Activity: Search the data for the string "icon", and report each line where it is found.

(Beginning of Supplied material)

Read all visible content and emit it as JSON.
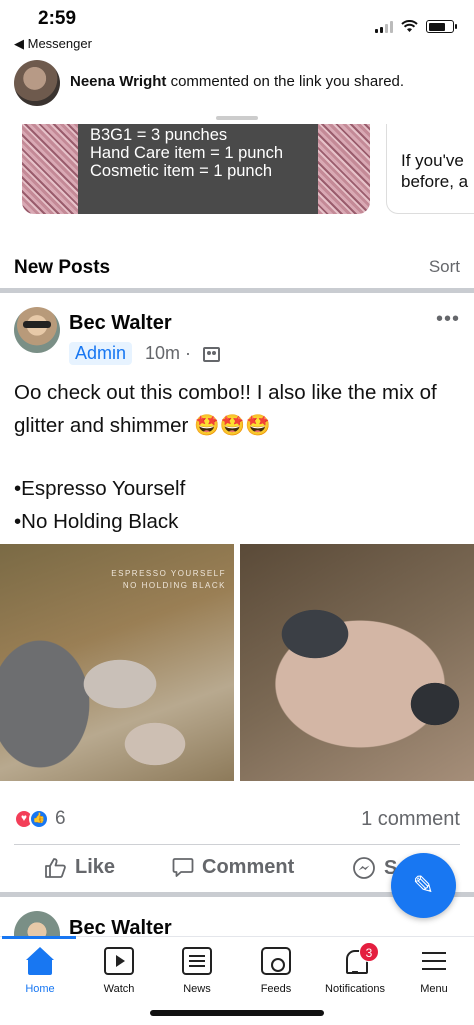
{
  "status_bar": {
    "time": "2:59",
    "back_label": "◀ Messenger"
  },
  "notification": {
    "actor": "Neena Wright",
    "message": " commented on the link you shared."
  },
  "previous_card": {
    "lines": [
      "B3G1 = 3 punches",
      "Hand Care item = 1 punch",
      "Cosmetic item = 1 punch"
    ],
    "side_text_1": "If you've",
    "side_text_2": "before, a"
  },
  "section": {
    "title": "New Posts",
    "sort_label": "Sort"
  },
  "post": {
    "author": "Bec Walter",
    "role_badge": "Admin",
    "time": "10m ·",
    "more_label": "•••",
    "text_line_1": "Oo check out this combo!! I also like the mix of glitter and shimmer 🤩🤩🤩",
    "text_line_2": "•Espresso Yourself",
    "text_line_3": "•No Holding Black",
    "photo_watermark": "ESPRESSO YOURSELF\nNO HOLDING BLACK",
    "reaction_count": "6",
    "comment_count": "1 comment",
    "actions": {
      "like": "Like",
      "comment": "Comment",
      "share": "S"
    }
  },
  "next_post": {
    "author": "Bec Walter"
  },
  "bottom_nav": {
    "tabs": [
      {
        "label": "Home"
      },
      {
        "label": "Watch"
      },
      {
        "label": "News"
      },
      {
        "label": "Feeds"
      },
      {
        "label": "Notifications"
      },
      {
        "label": "Menu"
      }
    ],
    "notifications_badge": "3",
    "active_color": "#1877f2"
  }
}
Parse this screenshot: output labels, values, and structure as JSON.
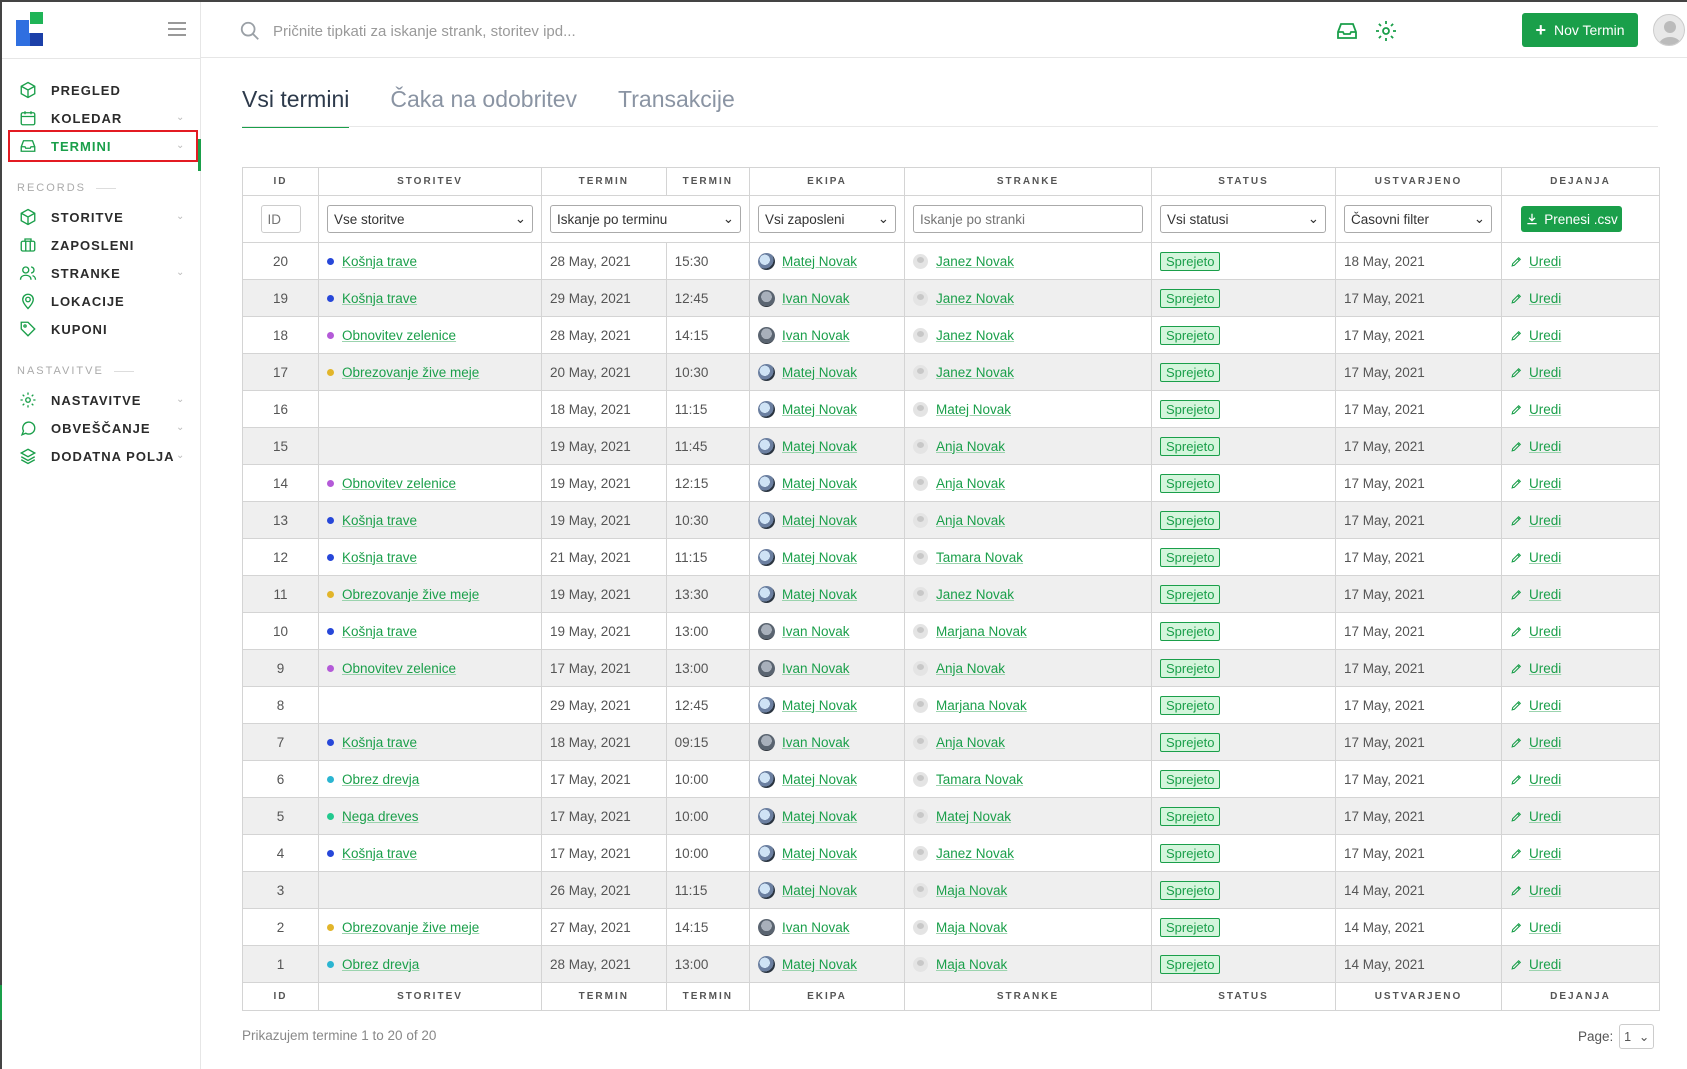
{
  "sidebar": {
    "items_main": [
      {
        "label": "PREGLED",
        "icon": "cube-icon"
      },
      {
        "label": "KOLEDAR",
        "icon": "calendar-icon",
        "chevron": true
      },
      {
        "label": "TERMINI",
        "icon": "inbox-icon",
        "chevron": true,
        "active": true
      }
    ],
    "section_records": "RECORDS",
    "items_records": [
      {
        "label": "STORITVE",
        "icon": "cube-icon",
        "chevron": true
      },
      {
        "label": "ZAPOSLENI",
        "icon": "briefcase-icon"
      },
      {
        "label": "STRANKE",
        "icon": "users-icon",
        "chevron": true
      },
      {
        "label": "LOKACIJE",
        "icon": "map-pin-icon"
      },
      {
        "label": "KUPONI",
        "icon": "tag-icon"
      }
    ],
    "section_settings": "NASTAVITVE",
    "items_settings": [
      {
        "label": "NASTAVITVE",
        "icon": "gear-icon",
        "chevron": true
      },
      {
        "label": "OBVEŠČANJE",
        "icon": "chat-icon",
        "chevron": true
      },
      {
        "label": "DODATNA POLJA",
        "icon": "layers-icon",
        "chevron": true
      }
    ]
  },
  "header": {
    "search_placeholder": "Pričnite tipkati za iskanje strank, storitev ipd...",
    "new_button": "Nov Termin"
  },
  "tabs": [
    "Vsi termini",
    "Čaka na odobritev",
    "Transakcije"
  ],
  "table": {
    "columns": [
      "ID",
      "STORITEV",
      "TERMIN",
      "TERMIN",
      "EKIPA",
      "STRANKE",
      "STATUS",
      "USTVARJENO",
      "DEJANJA"
    ],
    "filters": {
      "id_placeholder": "ID",
      "service": "Vse storitve",
      "date": "Iskanje po terminu",
      "employee": "Vsi zaposleni",
      "customer_placeholder": "Iskanje po stranki",
      "status": "Vsi statusi",
      "created": "Časovni filter",
      "csv": "Prenesi .csv"
    },
    "rows": [
      {
        "id": "20",
        "service": "Košnja trave",
        "color": "#2747d9",
        "date": "28 May, 2021",
        "time": "15:30",
        "employee": "Matej Novak",
        "customer": "Janez Novak",
        "status": "Sprejeto",
        "created": "18 May, 2021",
        "action": "Uredi"
      },
      {
        "id": "19",
        "service": "Košnja trave",
        "color": "#2747d9",
        "date": "29 May, 2021",
        "time": "12:45",
        "employee": "Ivan Novak",
        "customer": "Janez Novak",
        "status": "Sprejeto",
        "created": "17 May, 2021",
        "action": "Uredi"
      },
      {
        "id": "18",
        "service": "Obnovitev zelenice",
        "color": "#b45ad8",
        "date": "28 May, 2021",
        "time": "14:15",
        "employee": "Ivan Novak",
        "customer": "Janez Novak",
        "status": "Sprejeto",
        "created": "17 May, 2021",
        "action": "Uredi"
      },
      {
        "id": "17",
        "service": "Obrezovanje žive meje",
        "color": "#e2b52a",
        "date": "20 May, 2021",
        "time": "10:30",
        "employee": "Matej Novak",
        "customer": "Janez Novak",
        "status": "Sprejeto",
        "created": "17 May, 2021",
        "action": "Uredi"
      },
      {
        "id": "16",
        "service": "",
        "color": "",
        "date": "18 May, 2021",
        "time": "11:15",
        "employee": "Matej Novak",
        "customer": "Matej Novak",
        "status": "Sprejeto",
        "created": "17 May, 2021",
        "action": "Uredi"
      },
      {
        "id": "15",
        "service": "",
        "color": "",
        "date": "19 May, 2021",
        "time": "11:45",
        "employee": "Matej Novak",
        "customer": "Anja Novak",
        "status": "Sprejeto",
        "created": "17 May, 2021",
        "action": "Uredi"
      },
      {
        "id": "14",
        "service": "Obnovitev zelenice",
        "color": "#b45ad8",
        "date": "19 May, 2021",
        "time": "12:15",
        "employee": "Matej Novak",
        "customer": "Anja Novak",
        "status": "Sprejeto",
        "created": "17 May, 2021",
        "action": "Uredi"
      },
      {
        "id": "13",
        "service": "Košnja trave",
        "color": "#2747d9",
        "date": "19 May, 2021",
        "time": "10:30",
        "employee": "Matej Novak",
        "customer": "Anja Novak",
        "status": "Sprejeto",
        "created": "17 May, 2021",
        "action": "Uredi"
      },
      {
        "id": "12",
        "service": "Košnja trave",
        "color": "#2747d9",
        "date": "21 May, 2021",
        "time": "11:15",
        "employee": "Matej Novak",
        "customer": "Tamara Novak",
        "status": "Sprejeto",
        "created": "17 May, 2021",
        "action": "Uredi"
      },
      {
        "id": "11",
        "service": "Obrezovanje žive meje",
        "color": "#e2b52a",
        "date": "19 May, 2021",
        "time": "13:30",
        "employee": "Matej Novak",
        "customer": "Janez Novak",
        "status": "Sprejeto",
        "created": "17 May, 2021",
        "action": "Uredi"
      },
      {
        "id": "10",
        "service": "Košnja trave",
        "color": "#2747d9",
        "date": "19 May, 2021",
        "time": "13:00",
        "employee": "Ivan Novak",
        "customer": "Marjana Novak",
        "status": "Sprejeto",
        "created": "17 May, 2021",
        "action": "Uredi"
      },
      {
        "id": "9",
        "service": "Obnovitev zelenice",
        "color": "#b45ad8",
        "date": "17 May, 2021",
        "time": "13:00",
        "employee": "Ivan Novak",
        "customer": "Anja Novak",
        "status": "Sprejeto",
        "created": "17 May, 2021",
        "action": "Uredi"
      },
      {
        "id": "8",
        "service": "",
        "color": "",
        "date": "29 May, 2021",
        "time": "12:45",
        "employee": "Matej Novak",
        "customer": "Marjana Novak",
        "status": "Sprejeto",
        "created": "17 May, 2021",
        "action": "Uredi"
      },
      {
        "id": "7",
        "service": "Košnja trave",
        "color": "#2747d9",
        "date": "18 May, 2021",
        "time": "09:15",
        "employee": "Ivan Novak",
        "customer": "Anja Novak",
        "status": "Sprejeto",
        "created": "17 May, 2021",
        "action": "Uredi"
      },
      {
        "id": "6",
        "service": "Obrez drevja",
        "color": "#2bb5d1",
        "date": "17 May, 2021",
        "time": "10:00",
        "employee": "Matej Novak",
        "customer": "Tamara Novak",
        "status": "Sprejeto",
        "created": "17 May, 2021",
        "action": "Uredi"
      },
      {
        "id": "5",
        "service": "Nega dreves",
        "color": "#22c98e",
        "date": "17 May, 2021",
        "time": "10:00",
        "employee": "Matej Novak",
        "customer": "Matej Novak",
        "status": "Sprejeto",
        "created": "17 May, 2021",
        "action": "Uredi"
      },
      {
        "id": "4",
        "service": "Košnja trave",
        "color": "#2747d9",
        "date": "17 May, 2021",
        "time": "10:00",
        "employee": "Matej Novak",
        "customer": "Janez Novak",
        "status": "Sprejeto",
        "created": "17 May, 2021",
        "action": "Uredi"
      },
      {
        "id": "3",
        "service": "",
        "color": "",
        "date": "26 May, 2021",
        "time": "11:15",
        "employee": "Matej Novak",
        "customer": "Maja Novak",
        "status": "Sprejeto",
        "created": "14 May, 2021",
        "action": "Uredi"
      },
      {
        "id": "2",
        "service": "Obrezovanje žive meje",
        "color": "#e2b52a",
        "date": "27 May, 2021",
        "time": "14:15",
        "employee": "Ivan Novak",
        "customer": "Maja Novak",
        "status": "Sprejeto",
        "created": "14 May, 2021",
        "action": "Uredi"
      },
      {
        "id": "1",
        "service": "Obrez drevja",
        "color": "#2bb5d1",
        "date": "28 May, 2021",
        "time": "13:00",
        "employee": "Matej Novak",
        "customer": "Maja Novak",
        "status": "Sprejeto",
        "created": "14 May, 2021",
        "action": "Uredi"
      }
    ]
  },
  "footer": {
    "summary": "Prikazujem termine 1 to 20 of 20",
    "page_label": "Page:",
    "page_value": "1"
  },
  "colors": {
    "accent": "#1a9f4a",
    "active_outline": "#e31b23"
  }
}
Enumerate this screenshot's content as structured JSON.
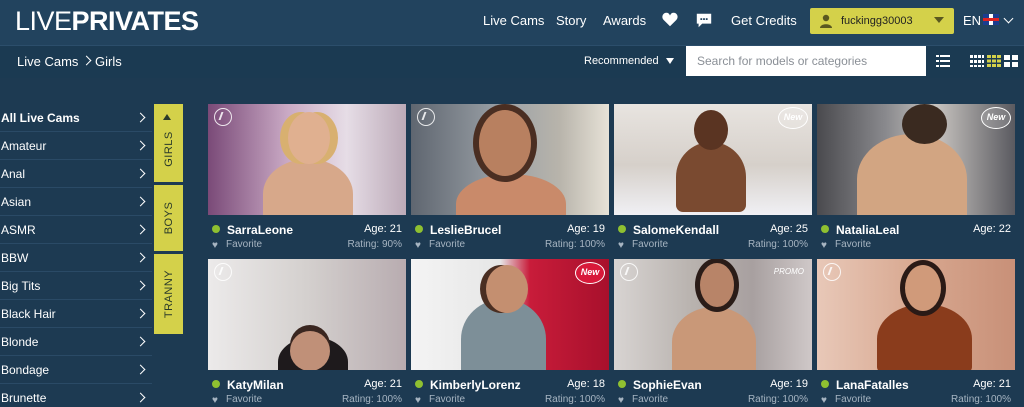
{
  "header": {
    "logo_light": "LIVE",
    "logo_bold": "PRIVATES",
    "nav": [
      "Live Cams",
      "Story",
      "Awards"
    ],
    "get_credits": "Get Credits",
    "username": "fuckingg30003",
    "language": "EN",
    "accent_color": "#d4d14a"
  },
  "subbar": {
    "breadcrumb_root": "Live Cams",
    "breadcrumb_current": "Girls",
    "sort_label": "Recommended",
    "search_placeholder": "Search for models or categories"
  },
  "sidebar": {
    "categories": [
      "All Live Cams",
      "Amateur",
      "Anal",
      "Asian",
      "ASMR",
      "BBW",
      "Big Tits",
      "Black Hair",
      "Blonde",
      "Bondage",
      "Brunette"
    ]
  },
  "gender_tabs": [
    "GIRLS",
    "BOYS",
    "TRANNY"
  ],
  "models": [
    {
      "name": "SarraLeone",
      "age": "Age: 21",
      "favorite": "Favorite",
      "rating": "Rating: 90%",
      "badge": "hd"
    },
    {
      "name": "LeslieBrucel",
      "age": "Age: 19",
      "favorite": "Favorite",
      "rating": "Rating: 100%",
      "badge": "hd"
    },
    {
      "name": "SalomeKendall",
      "age": "Age: 25",
      "favorite": "Favorite",
      "rating": "Rating: 100%",
      "badge": "new"
    },
    {
      "name": "NataliaLeal",
      "age": "Age: 22",
      "favorite": "Favorite",
      "rating": "",
      "badge": "new"
    },
    {
      "name": "KatyMilan",
      "age": "Age: 21",
      "favorite": "Favorite",
      "rating": "Rating: 100%",
      "badge": "hd"
    },
    {
      "name": "KimberlyLorenz",
      "age": "Age: 18",
      "favorite": "Favorite",
      "rating": "Rating: 100%",
      "badge": "new"
    },
    {
      "name": "SophieEvan",
      "age": "Age: 19",
      "favorite": "Favorite",
      "rating": "Rating: 100%",
      "badge": "hd"
    },
    {
      "name": "LanaFatalles",
      "age": "Age: 21",
      "favorite": "Favorite",
      "rating": "Rating: 100%",
      "badge": "hd"
    }
  ],
  "thumb_badge_new": "New",
  "thumb_badge_promo": "PROMO"
}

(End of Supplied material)

Output of the task:
        "icon": "cube-icon"
        "icon": "calendar-icon",
        "icon": "inbox-icon",
        "icon": "cube-icon",
        "icon": "briefcase-icon"
        "icon": "users-icon",
        "icon": "map-pin-icon"
        "icon": "tag-icon"
        "icon": "gear-icon",
        "icon": "chat-icon",
        "icon": "layers-icon",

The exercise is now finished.